The Cool Code by Deirdre Langeland, illustrated by Sarah Mai (Clarion Books, 2022), is an amusing graphic novel about a formerly homeschooled eighth-grader who creates an app to help her be “cool” in her new school. Zoey enters school worried about how to make friends, and in the end, she finds the true meaning of friendship even without her app coaching her.
Zoey’s “Cool Code” app, which features a llama avatar Zoey nicknames C.C., gives her pointers on what to wear, who to talk to, how to act, and more. Since Zoey has coded it herself, however, it doesn’t seem to help her be as “cool” as she should be. With her new friends Zoey and Daniel from the computer programming club, Zoey finds ways to program the app by comparing styles and behaviors to “cool” ones found online and in popular movies. The now well-programmed C.C. tells Zoey to do all sorts of things she wouldn’t normally be comfortable with, such as running for student council and talking to everyone in the room. It’s a good thing the app tells her what to say each minute! It’s working!
In the end, The Cool Code becomes an amusing commentary on popularity and cliques in a middle school. Zoey stops being okay with the app when it actually tells her to avoid being with her actual friends, Morgan and Daniel. It turns out that being popular with everyone is not fun, because then there are no close friendships to enjoy. Zoey does come to the realization that it’s better to just be yourself and find people who like you for you.
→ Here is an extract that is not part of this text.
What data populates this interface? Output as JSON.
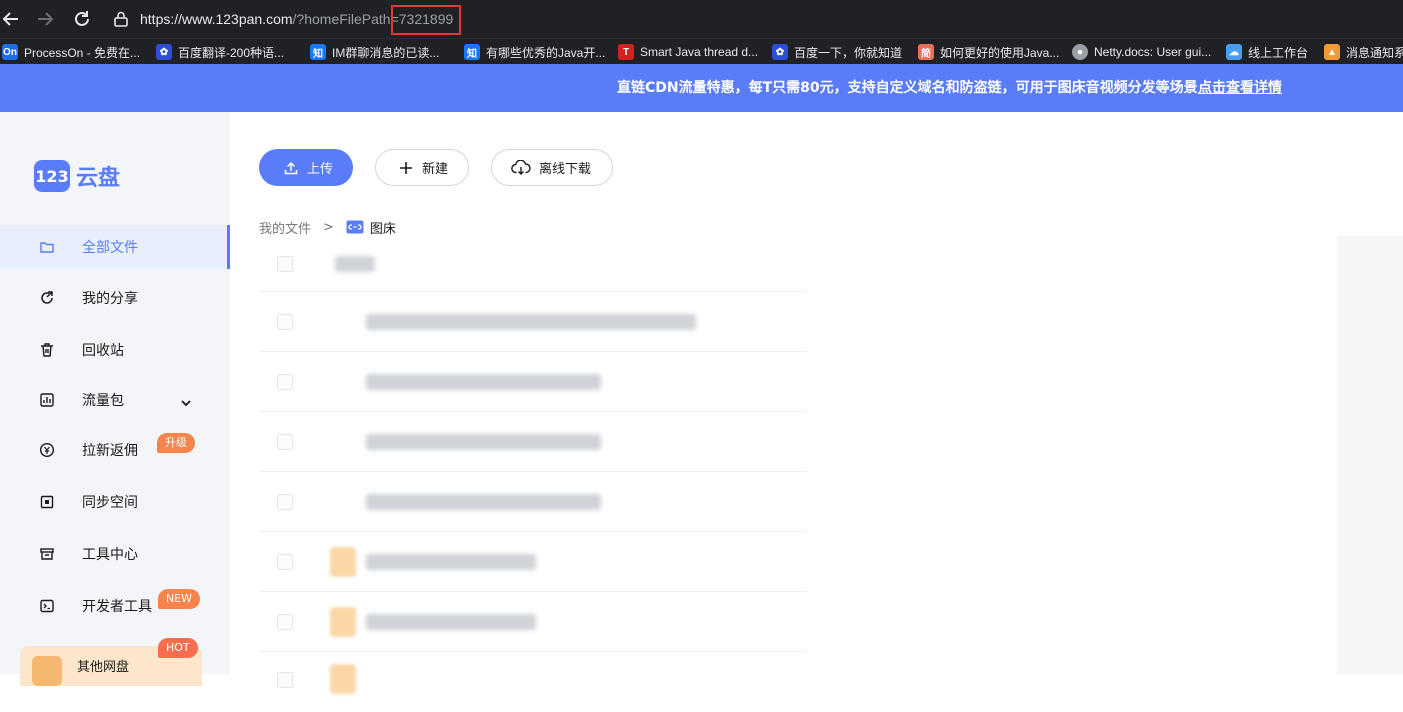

The graphic novel format is great with this story. The app’s llama spokesperson, C.C., is illustrated with pastel rainbow-and-unicorn colors, and she bursts out of Zoey’s phone as a character with her own personality. We see the expressions on Daniel and Morgan’s faces and so we can see how they feel about Zoey’s changing popularity.
From this brief description, it sounds like it is a didactic message about being a friend and finding friends. But with the over-the-top and exaggerated story, The Cool Code does not sink into a maudlin lecture. Instead, it is just funny.
Note: I received a digital review copy of this book.